Contact l Sitemap

home industries issues reasearch weblog press

Home  » Industries » Food and Agriculture

US: Starbucks in Ethiopia coffee vow

BBC News Online
June 21st, 2007

The US retailer will market, distribute and, in some cases, license Ethiopia's range of high-quality coffee brands.

A row over the recognition and use of trademarks for its coffee has stymied co-operation between the two sides.

But it is hoped the deal will act as a catalyst to raise prices and improve the livelihoods of Ethiopian farmers.

'Milestone'

Although Ethiopian coffees command a premium price in foreign markets, particularly the US, farmers who grow the beans often live in extreme poverty.

Hopes of an alliance between Starbucks and Ethiopia receded last year when the retailer objected to a plan to license rights to coffee brands in countries where they were not registered as trademarks.

Starbucks was also accused of opposing potentially lucrative trademark applications in the US.

But the new agreement acknowledges Ethiopian ownership of popular coffee designations such as Yirgacheffe, Harrar and Sidamo, regardless of whether they are registered or not.

It will also allow Starbucks to use coffee types in certain markets under agreed conditions.

Ethiopian farmers will not receive royalty payments from the deal, but it is hoped that more effective distribution and marketing will help boost demand and, in time, lift prices.

"This agreement marks an important milestone in our efforts to promote and protect Ethiopia's speciality coffee designations," said Getachew Mengistie, director general of the Ethiopian Intellectual Property Office.

"Having the commitment and support of Starbucks will help enhance the quality of Ethiopian fine coffees and improve the income of farmers and traders."

Ethiopian coffees have been trademarked in the US, Japan, Canada and Europe, while applications are pending in China, Brazil and India.

Fairtrade concern

But fair-trade campaigners argue that this has done little so far to reward Ethiopian farmers, some of whom receive only $300 a year for their crop.

Ethiopian officials said the ultimate aim of the agreement was to try to boost prices, which for Starbucks purchases averaged $1.42 per pound last year.

Starbucks said the accord was far more comprehensive than previous agreements.

"We are extremely pleased that this agreement supports both the Ethiopian speciality coffee industry and the farmers and their communities that produce these fine coffees, while allowing us to bring them to our customers," said chairman Howard Schultz.

Ethiopia is Africa's largest coffee producer, ahead of Uganda and the Ivory Coast, and coffee is its largest source of foreign exchange.

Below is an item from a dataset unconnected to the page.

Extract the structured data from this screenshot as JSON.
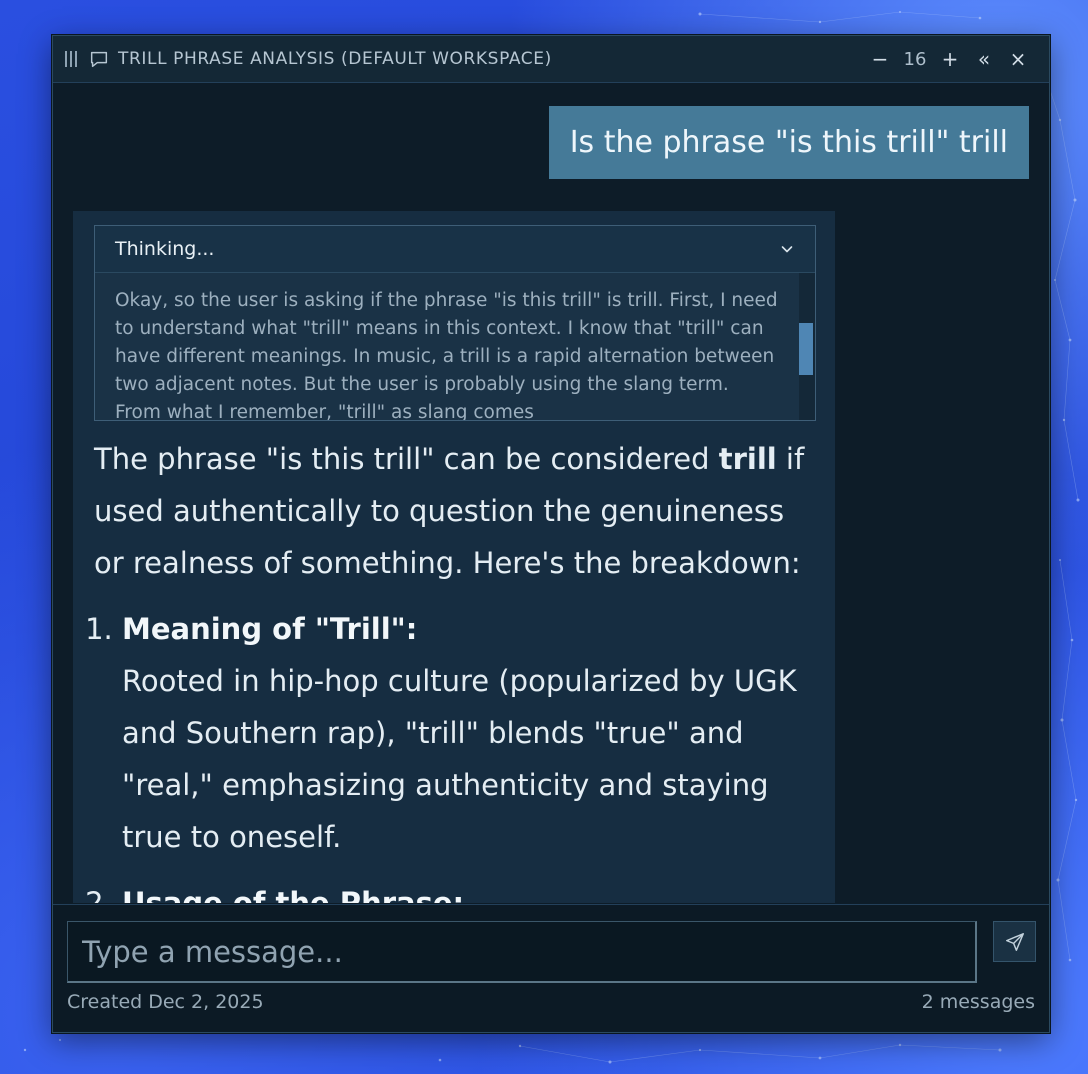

This site contains copyrighted material the use of which has not always been specifically authorized by the copyright owner. We are making such material available in our efforts to advance understanding of environmental, political, human rights, economic, democracy, scientific, and social justice issues, etc. We believe this constitutes a 'fair use' of any such copyrighted material as provided for in section 107 of the US Copyright Law. In accordance with Title 17 U.S.C. Section 107, the material on this site is distributed without profit to those who have expressed a prior interest in receiving the included information for research and educational purposes. For more information go to: http://www.law.cornell.edu/uscode/17/107.shtml. If you wish to use copyrighted material from this site for purposes of your own that go beyond 'fair use', you must obtain permission from the copyright owner.